• Requirement
Leave out the images and repeat the listing below without a single change.

• Dataset excerpts
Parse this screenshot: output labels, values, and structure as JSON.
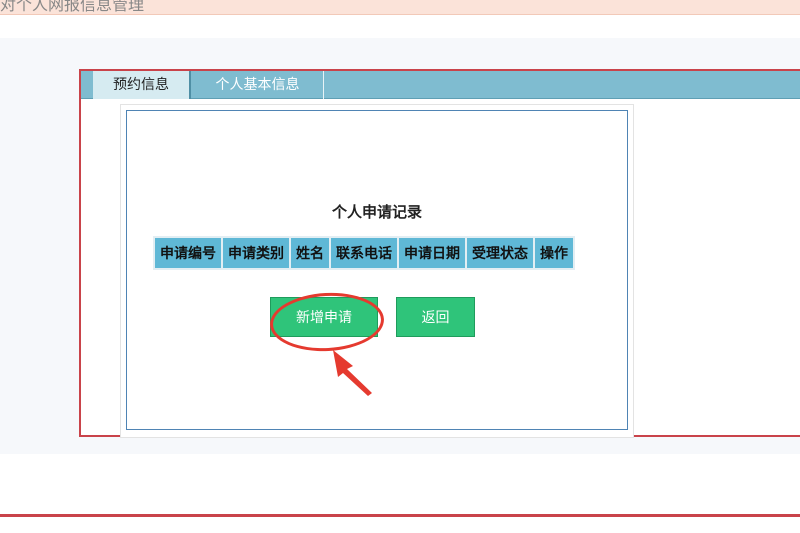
{
  "banner": {
    "text": "对个人网报信息管理"
  },
  "tabs": [
    {
      "label": "预约信息"
    },
    {
      "label": "个人基本信息"
    }
  ],
  "records": {
    "title": "个人申请记录",
    "columns": [
      "申请编号",
      "申请类别",
      "姓名",
      "联系电话",
      "申请日期",
      "受理状态",
      "操作"
    ]
  },
  "buttons": {
    "new_label": "新增申请",
    "back_label": "返回"
  },
  "colors": {
    "frame_border": "#c9434a",
    "tab_bar": "#7fbcd0",
    "table_header": "#5fb8d6",
    "button": "#2fc47a",
    "annotation": "#e53a2f"
  }
}
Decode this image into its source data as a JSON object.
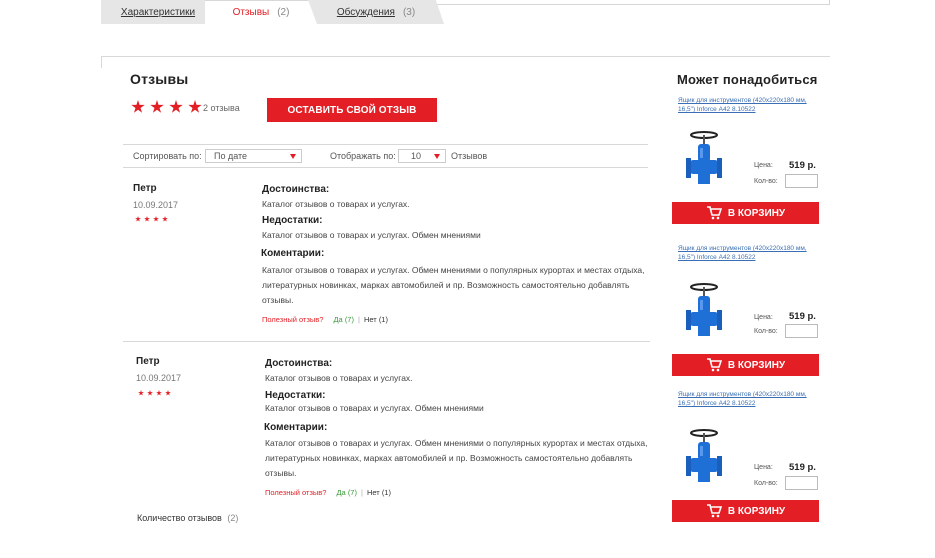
{
  "tabs": [
    {
      "label": "Характеристики",
      "count": ""
    },
    {
      "label": "Отзывы",
      "count": "(2)"
    },
    {
      "label": "Обсуждения",
      "count": "(3)"
    }
  ],
  "reviews_section": {
    "title": "Отзывы",
    "rating_stars": 4,
    "review_count_text": "2 отзыва",
    "leave_review_button": "ОСТАВИТЬ СВОЙ ОТЗЫВ"
  },
  "sortbar": {
    "sort_label": "Сортировать по:",
    "sort_value": "По дате",
    "show_label": "Отображать по:",
    "show_value": "10",
    "per_label": "Отзывов"
  },
  "reviews": [
    {
      "name": "Петр",
      "date": "10.09.2017",
      "stars": 4,
      "pros_h": "Достоинства:",
      "pros": "Каталог отзывов о товарах и услугах.",
      "cons_h": "Недостатки:",
      "cons": "Каталог отзывов о товарах и услугах. Обмен мнениями",
      "comm_h": "Коментарии:",
      "comment": "Каталог отзывов о товарах и услугах. Обмен мнениями о популярных курортах и местах отдыха, литературных новинках, марках автомобилей и пр. Возможность самостоятельно добавлять отзывы.",
      "useful_q": "Полезный отзыв?",
      "yes": "Да",
      "yes_count": "(7)",
      "no": "Нет",
      "no_count": "(1)"
    },
    {
      "name": "Петр",
      "date": "10.09.2017",
      "stars": 4,
      "pros_h": "Достоинства:",
      "pros": "Каталог отзывов о товарах и услугах.",
      "cons_h": "Недостатки:",
      "cons": "Каталог отзывов о товарах и услугах. Обмен мнениями",
      "comm_h": "Коментарии:",
      "comment": "Каталог отзывов о товарах и услугах. Обмен мнениями о популярных курортах и местах отдыха, литературных новинках, марках автомобилей и пр. Возможность самостоятельно добавлять отзывы.",
      "useful_q": "Полезный отзыв?",
      "yes": "Да",
      "yes_count": "(7)",
      "no": "Нет",
      "no_count": "(1)"
    }
  ],
  "total": {
    "label": "Количество отзывов",
    "count": "(2)"
  },
  "sidebar": {
    "title": "Может понадобиться",
    "products": [
      {
        "name": "Ящик для инструментов (420х220х180 мм, 16,5\") Inforce А42 8.10522",
        "price_label": "Цена:",
        "price": "519 р.",
        "qty_label": "Кол-во:",
        "cart": "В КОРЗИНУ"
      },
      {
        "name": "Ящик для инструментов (420х220х180 мм, 16,5\") Inforce А42 8.10522",
        "price_label": "Цена:",
        "price": "519 р.",
        "qty_label": "Кол-во:",
        "cart": "В КОРЗИНУ"
      },
      {
        "name": "Ящик для инструментов (420х220х180 мм, 16,5\") Inforce А42 8.10522",
        "price_label": "Цена:",
        "price": "519 р.",
        "qty_label": "Кол-во:",
        "cart": "В КОРЗИНУ"
      }
    ]
  },
  "colors": {
    "accent": "#e31e24",
    "link": "#3a6fb5",
    "valve": "#1e6fd6"
  }
}
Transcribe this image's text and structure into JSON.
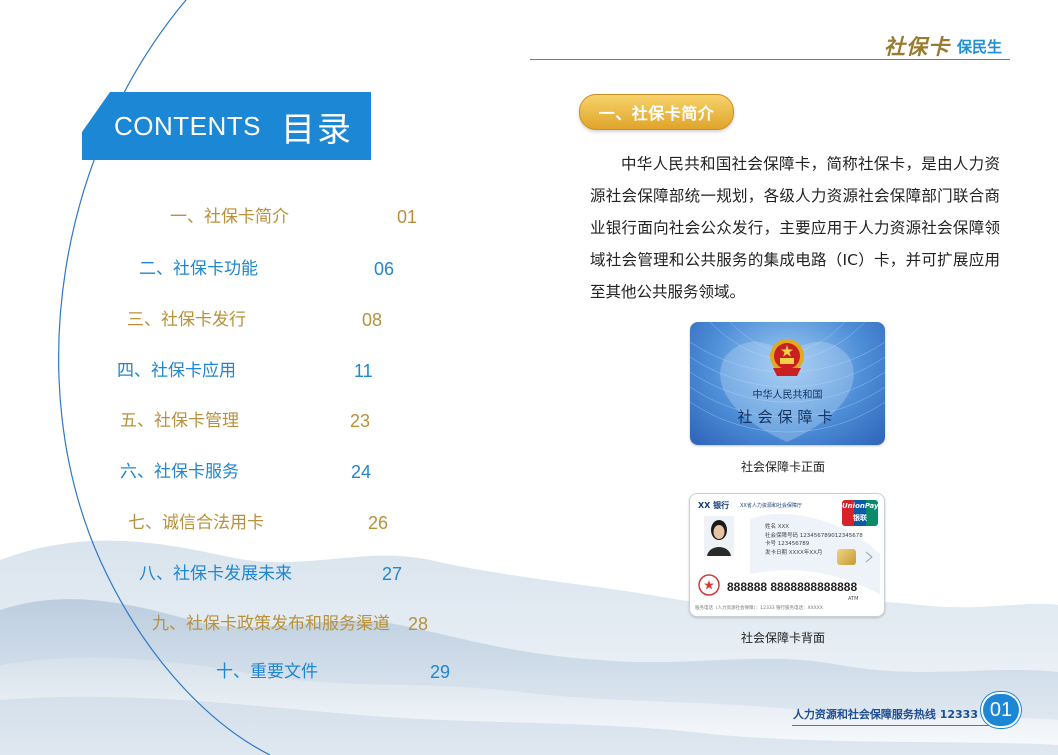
{
  "header": {
    "brand_script": "社保卡",
    "brand_tag": "保民生"
  },
  "contents": {
    "title_en": "CONTENTS",
    "title_zh": "目录",
    "items": [
      {
        "title": "一、社保卡简介",
        "page": "01",
        "color": "gold"
      },
      {
        "title": "二、社保卡功能",
        "page": "06",
        "color": "blue"
      },
      {
        "title": "三、社保卡发行",
        "page": "08",
        "color": "gold"
      },
      {
        "title": "四、社保卡应用",
        "page": "11",
        "color": "blue"
      },
      {
        "title": "五、社保卡管理",
        "page": "23",
        "color": "gold"
      },
      {
        "title": "六、社保卡服务",
        "page": "24",
        "color": "blue"
      },
      {
        "title": "七、诚信合法用卡",
        "page": "26",
        "color": "gold"
      },
      {
        "title": "八、社保卡发展未来",
        "page": "27",
        "color": "blue"
      },
      {
        "title": "九、社保卡政策发布和服务渠道",
        "page": "28",
        "color": "gold"
      },
      {
        "title": "十、重要文件",
        "page": "29",
        "color": "blue"
      }
    ]
  },
  "section": {
    "heading": "一、社保卡简介",
    "paragraph": "中华人民共和国社会保障卡，简称社保卡，是由人力资源社会保障部统一规划，各级人力资源社会保障部门联合商业银行面向社会公众发行，主要应用于人力资源社会保障领域社会管理和公共服务的集成电路（IC）卡，并可扩展应用至其他公共服务领域。"
  },
  "card_front": {
    "line1": "中华人民共和国",
    "line2": "社会保障卡",
    "caption": "社会保障卡正面"
  },
  "card_back": {
    "bank": "XX 银行",
    "issuer": "XX省人力资源和社会保障厅",
    "logo_top": "UnionPay",
    "logo_bottom": "银联",
    "info": [
      "姓名 XXX",
      "社会保障号码 123456789012345678",
      "卡号 123456789",
      "发卡日期 XXXX年XX月"
    ],
    "number": "888888 8888888888888",
    "atm": "ATM",
    "footer": "服务电话（人力资源社会保障）：12333   银行服务电话：XXXXX",
    "caption": "社会保障卡背面"
  },
  "footer": {
    "hotline": "人力资源和社会保障服务热线 12333",
    "page": "01"
  },
  "colors": {
    "blue": "#1c87d4",
    "gold": "#b8913a",
    "pill": "#e6ad33"
  }
}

• Answer space
Parse this screenshot: output labels, values, and structure as JSON.
{
  "banner": {
    "text": "对个人网报信息管理"
  },
  "tabs": [
    {
      "label": "预约信息"
    },
    {
      "label": "个人基本信息"
    }
  ],
  "records": {
    "title": "个人申请记录",
    "columns": [
      "申请编号",
      "申请类别",
      "姓名",
      "联系电话",
      "申请日期",
      "受理状态",
      "操作"
    ]
  },
  "buttons": {
    "new_label": "新增申请",
    "back_label": "返回"
  },
  "colors": {
    "frame_border": "#c9434a",
    "tab_bar": "#7fbcd0",
    "table_header": "#5fb8d6",
    "button": "#2fc47a",
    "annotation": "#e53a2f"
  }
}
Decode this image into its source data as a JSON object.
{
  "tabs": [
    {
      "label": "Характеристики",
      "count": ""
    },
    {
      "label": "Отзывы",
      "count": "(2)"
    },
    {
      "label": "Обсуждения",
      "count": "(3)"
    }
  ],
  "reviews_section": {
    "title": "Отзывы",
    "rating_stars": 4,
    "review_count_text": "2 отзыва",
    "leave_review_button": "ОСТАВИТЬ СВОЙ ОТЗЫВ"
  },
  "sortbar": {
    "sort_label": "Сортировать по:",
    "sort_value": "По дате",
    "show_label": "Отображать по:",
    "show_value": "10",
    "per_label": "Отзывов"
  },
  "reviews": [
    {
      "name": "Петр",
      "date": "10.09.2017",
      "stars": 4,
      "pros_h": "Достоинства:",
      "pros": "Каталог отзывов о товарах и услугах.",
      "cons_h": "Недостатки:",
      "cons": "Каталог отзывов о товарах и услугах. Обмен мнениями",
      "comm_h": "Коментарии:",
      "comment": "Каталог отзывов о товарах и услугах. Обмен мнениями о популярных курортах и местах отдыха, литературных новинках, марках автомобилей и пр. Возможность самостоятельно добавлять отзывы.",
      "useful_q": "Полезный отзыв?",
      "yes": "Да",
      "yes_count": "(7)",
      "no": "Нет",
      "no_count": "(1)"
    },
    {
      "name": "Петр",
      "date": "10.09.2017",
      "stars": 4,
      "pros_h": "Достоинства:",
      "pros": "Каталог отзывов о товарах и услугах.",
      "cons_h": "Недостатки:",
      "cons": "Каталог отзывов о товарах и услугах. Обмен мнениями",
      "comm_h": "Коментарии:",
      "comment": "Каталог отзывов о товарах и услугах. Обмен мнениями о популярных курортах и местах отдыха, литературных новинках, марках автомобилей и пр. Возможность самостоятельно добавлять отзывы.",
      "useful_q": "Полезный отзыв?",
      "yes": "Да",
      "yes_count": "(7)",
      "no": "Нет",
      "no_count": "(1)"
    }
  ],
  "total": {
    "label": "Количество отзывов",
    "count": "(2)"
  },
  "sidebar": {
    "title": "Может понадобиться",
    "products": [
      {
        "name": "Ящик для инструментов (420х220х180 мм, 16,5\") Inforce А42 8.10522",
        "price_label": "Цена:",
        "price": "519 р.",
        "qty_label": "Кол-во:",
        "cart": "В КОРЗИНУ"
      },
      {
        "name": "Ящик для инструментов (420х220х180 мм, 16,5\") Inforce А42 8.10522",
        "price_label": "Цена:",
        "price": "519 р.",
        "qty_label": "Кол-во:",
        "cart": "В КОРЗИНУ"
      },
      {
        "name": "Ящик для инструментов (420х220х180 мм, 16,5\") Inforce А42 8.10522",
        "price_label": "Цена:",
        "price": "519 р.",
        "qty_label": "Кол-во:",
        "cart": "В КОРЗИНУ"
      }
    ]
  },
  "colors": {
    "accent": "#e31e24",
    "link": "#3a6fb5",
    "valve": "#1e6fd6"
  }
}
Transcribe this image's text and structure into JSON.
{
  "header": {
    "brand_script": "社保卡",
    "brand_tag": "保民生"
  },
  "contents": {
    "title_en": "CONTENTS",
    "title_zh": "目录",
    "items": [
      {
        "title": "一、社保卡简介",
        "page": "01",
        "color": "gold"
      },
      {
        "title": "二、社保卡功能",
        "page": "06",
        "color": "blue"
      },
      {
        "title": "三、社保卡发行",
        "page": "08",
        "color": "gold"
      },
      {
        "title": "四、社保卡应用",
        "page": "11",
        "color": "blue"
      },
      {
        "title": "五、社保卡管理",
        "page": "23",
        "color": "gold"
      },
      {
        "title": "六、社保卡服务",
        "page": "24",
        "color": "blue"
      },
      {
        "title": "七、诚信合法用卡",
        "page": "26",
        "color": "gold"
      },
      {
        "title": "八、社保卡发展未来",
        "page": "27",
        "color": "blue"
      },
      {
        "title": "九、社保卡政策发布和服务渠道",
        "page": "28",
        "color": "gold"
      },
      {
        "title": "十、重要文件",
        "page": "29",
        "color": "blue"
      }
    ]
  },
  "section": {
    "heading": "一、社保卡简介",
    "paragraph": "中华人民共和国社会保障卡，简称社保卡，是由人力资源社会保障部统一规划，各级人力资源社会保障部门联合商业银行面向社会公众发行，主要应用于人力资源社会保障领域社会管理和公共服务的集成电路（IC）卡，并可扩展应用至其他公共服务领域。"
  },
  "card_front": {
    "line1": "中华人民共和国",
    "line2": "社会保障卡",
    "caption": "社会保障卡正面"
  },
  "card_back": {
    "bank": "XX 银行",
    "issuer": "XX省人力资源和社会保障厅",
    "logo_top": "UnionPay",
    "logo_bottom": "银联",
    "info": [
      "姓名 XXX",
      "社会保障号码 123456789012345678",
      "卡号 123456789",
      "发卡日期 XXXX年XX月"
    ],
    "number": "888888 8888888888888",
    "atm": "ATM",
    "footer": "服务电话（人力资源社会保障）：12333   银行服务电话：XXXXX",
    "caption": "社会保障卡背面"
  },
  "footer": {
    "hotline": "人力资源和社会保障服务热线 12333",
    "page": "01"
  },
  "colors": {
    "blue": "#1c87d4",
    "gold": "#b8913a",
    "pill": "#e6ad33"
  }
}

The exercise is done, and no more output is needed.